FORMER GEORGETOWN coach John Thompson once prominently displayed a deflated basketball in his office to remind the young men who came to see him that the dream of becoming a professional athlete usually falls flat, so they should plan accordingly and not let their hopes outstrip reality. If authorities in Centre County, Pa., are correct, that same lesson has now been driven home, tragically, by LaVon Chisley, a former Penn State defensive lineman who made dangerous assumptions about a pro career, spent thousands of dollars he had not earned and now stands accused of murder.
On Jan. 16, Chisley, 23, was arrested and charged with killing Langston Carraway, a 26-year-old Penn State student and a friend of Chisley's, last June. It was a particularly grisly crime: Carraway's mutilated body was found on a couch in his State College apartment, riddled with 93 stab wounds. Carraway was last seen alive two days earlier by one of his brothers, who also happened to be Chisley's housemate.
According to Centre County district attorney Michael Madeira, Chisley, who could face the death penalty, was in deep debt to sports agents who lent him cash with the expectation that they would be repaid when he was drafted. (Chisley, who was booted off the Penn State team before the 2005 season for academic reasons, worked out for NFL scouts last March but was never drafted.) One unidentified agent told investigators that Chisley owed him $10,000; another said he paid a $5,000 bill Chisley owed for a damaged rental car and a $6,000 tab he ran up with a veterinarian. According to police interviews, Chisley owes thousands to various creditors: $2,200 to a breeder from whom Chisley bought two dogs, $3,000 to a tattoo artist and $20,000 to an unidentified doctor.

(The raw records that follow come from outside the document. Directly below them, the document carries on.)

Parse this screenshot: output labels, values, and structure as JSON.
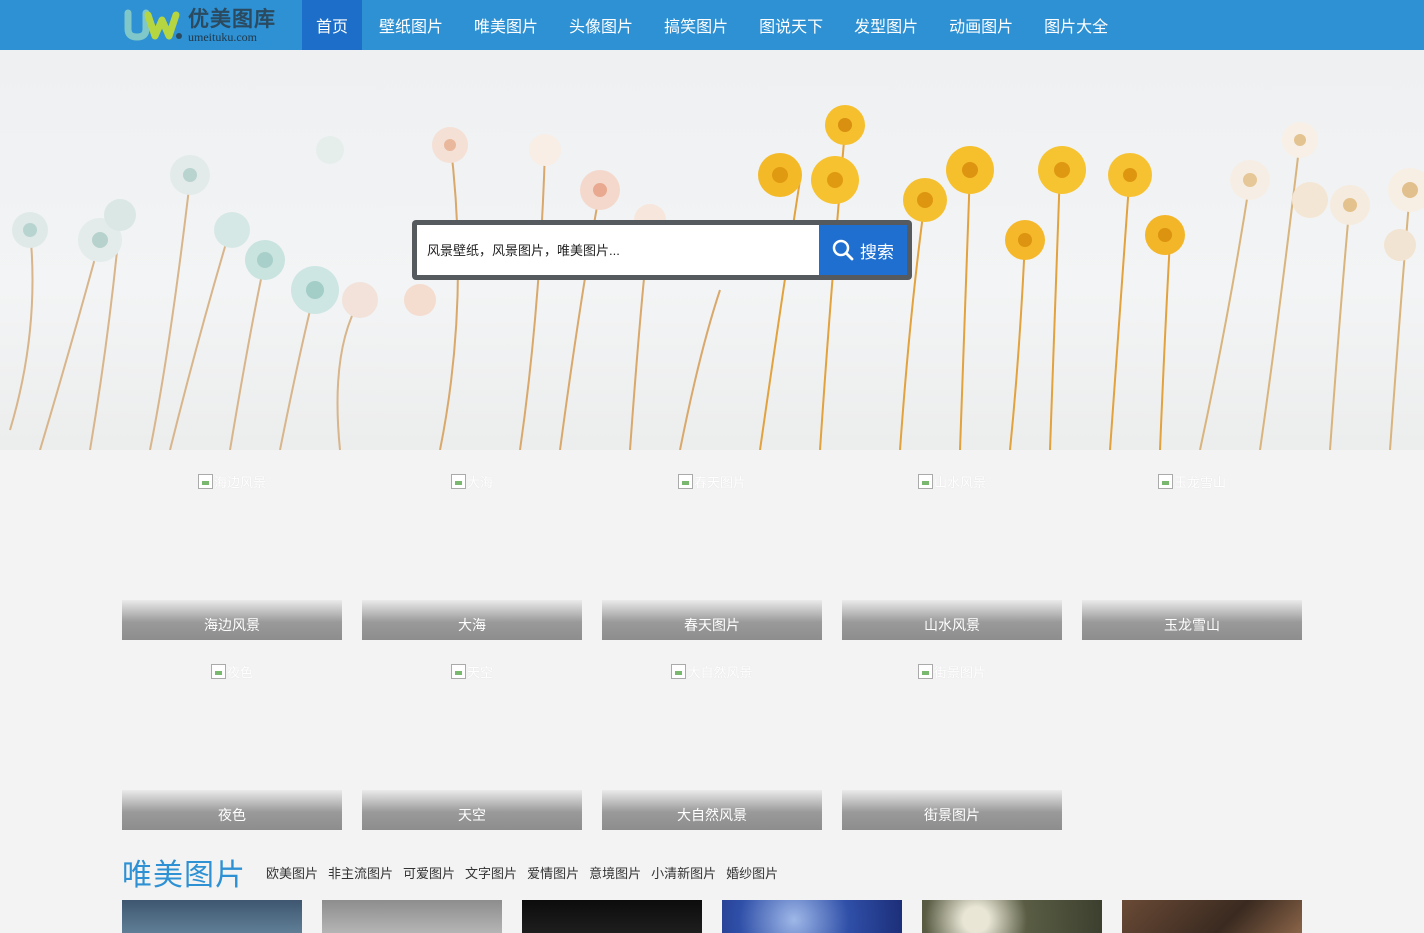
{
  "nav": {
    "logo_cn": "优美图库",
    "logo_en": "umeituku.com",
    "items": [
      {
        "label": "首页"
      },
      {
        "label": "壁纸图片"
      },
      {
        "label": "唯美图片"
      },
      {
        "label": "头像图片"
      },
      {
        "label": "搞笑图片"
      },
      {
        "label": "图说天下"
      },
      {
        "label": "发型图片"
      },
      {
        "label": "动画图片"
      },
      {
        "label": "图片大全"
      }
    ]
  },
  "search": {
    "placeholder": "风景壁纸，风景图片，唯美图片...",
    "button_label": "搜索"
  },
  "categories": [
    {
      "label": "海边风景",
      "alt": "海边风景"
    },
    {
      "label": "大海",
      "alt": "大海"
    },
    {
      "label": "春天图片",
      "alt": "春天图片"
    },
    {
      "label": "山水风景",
      "alt": "山水风景"
    },
    {
      "label": "玉龙雪山",
      "alt": "玉龙雪山"
    },
    {
      "label": "夜色",
      "alt": "夜色"
    },
    {
      "label": "天空",
      "alt": "天空"
    },
    {
      "label": "大自然风景",
      "alt": "大自然风景"
    },
    {
      "label": "街景图片",
      "alt": "街景图片"
    }
  ],
  "section": {
    "title": "唯美图片",
    "links": [
      "欧美图片",
      "非主流图片",
      "可爱图片",
      "文字图片",
      "爱情图片",
      "意境图片",
      "小清新图片",
      "婚纱图片"
    ]
  },
  "colors": {
    "nav_bg": "#2d91d3",
    "nav_active": "#1d6ec9",
    "search_button": "#1e6fd0",
    "section_title": "#2d91d3"
  }
}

Madeira said that robbery in an effort to pay those debts "is a motive being investigated." According to a police affidavit, a rubber glove with Carraway's blood on the outside and Chisley's DNA on the inside was found at the crime scene. (On the day Carraway was last seen he was reportedly wearing an expensive watch and carrying a large wad of cash; both were missing from his apartment when he was discovered.) Police also say a bloody print that matches the size of Chisley's shoes was found. Chisley's lawyer, however, disputes the charges. "He can't reconcile why it is he is being charged," said Karen Muir, who cited his voluntary surrender to police last week as a sign that he is innocent. "He is saddened at ... the loss of a friend."